What the exercise asks => Return all the data exactly, keeping the pictures out.

Data section =>
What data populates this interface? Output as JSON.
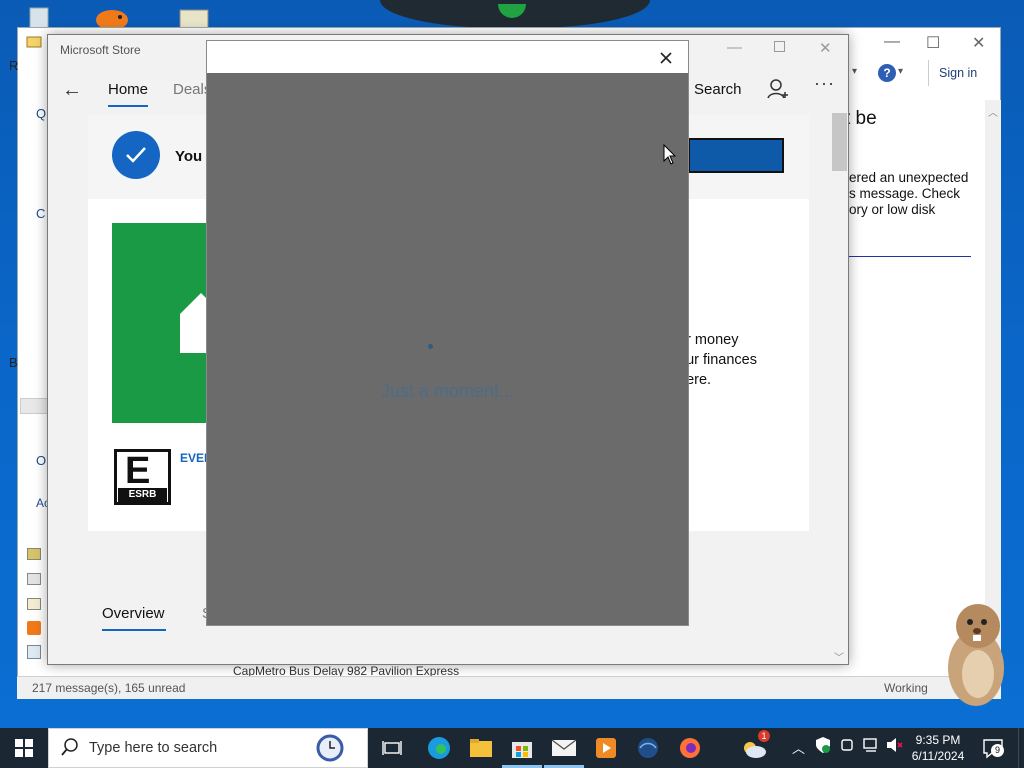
{
  "mail": {
    "toolbar": {
      "sign_in_label": "Sign in"
    },
    "left_letters": [
      "R",
      "Q",
      "C",
      "B",
      "O",
      "Ac"
    ],
    "content_lines": [
      "t be",
      "ered an unexpected",
      "s message. Check",
      "ory or low disk"
    ],
    "status_text": "217 message(s), 165 unread",
    "status_right": "Working",
    "bottom_snippet": "CapMetro Bus Delay 982 Pavilion Express"
  },
  "store": {
    "window_title": "Microsoft Store",
    "nav": {
      "home_label": "Home",
      "deals_label": "Deals",
      "search_label": "Search"
    },
    "banner_text": "You c",
    "esrb_rating_text": "EVER",
    "esrb_logo_letter": "E",
    "esrb_logo_word": "ESRB",
    "description_lines": [
      "ur money",
      "our finances",
      "here."
    ],
    "tabs": {
      "overview_label": "Overview",
      "second_label": "S"
    }
  },
  "modal": {
    "loading_text": "Just a moment..."
  },
  "taskbar": {
    "search_placeholder": "Type here to search",
    "time": "9:35 PM",
    "date": "6/11/2024",
    "notification_count": "9",
    "weather_badge": "1"
  },
  "colors": {
    "desktop_blue": "#0a66c8",
    "store_accent": "#1466c2",
    "app_tile_green": "#1a9a44",
    "modal_gray": "#6b6b6b",
    "taskbar": "#1b2733"
  }
}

Answer for the task =>
What data populates this interface? Output as JSON.
{
  "mail": {
    "toolbar": {
      "sign_in_label": "Sign in"
    },
    "left_letters": [
      "R",
      "Q",
      "C",
      "B",
      "O",
      "Ac"
    ],
    "content_lines": [
      "t be",
      "ered an unexpected",
      "s message. Check",
      "ory or low disk"
    ],
    "status_text": "217 message(s), 165 unread",
    "status_right": "Working",
    "bottom_snippet": "CapMetro Bus Delay 982 Pavilion Express"
  },
  "store": {
    "window_title": "Microsoft Store",
    "nav": {
      "home_label": "Home",
      "deals_label": "Deals",
      "search_label": "Search"
    },
    "banner_text": "You c",
    "esrb_rating_text": "EVER",
    "esrb_logo_letter": "E",
    "esrb_logo_word": "ESRB",
    "description_lines": [
      "ur money",
      "our finances",
      "here."
    ],
    "tabs": {
      "overview_label": "Overview",
      "second_label": "S"
    }
  },
  "modal": {
    "loading_text": "Just a moment..."
  },
  "taskbar": {
    "search_placeholder": "Type here to search",
    "time": "9:35 PM",
    "date": "6/11/2024",
    "notification_count": "9",
    "weather_badge": "1"
  },
  "colors": {
    "desktop_blue": "#0a66c8",
    "store_accent": "#1466c2",
    "app_tile_green": "#1a9a44",
    "modal_gray": "#6b6b6b",
    "taskbar": "#1b2733"
  }
}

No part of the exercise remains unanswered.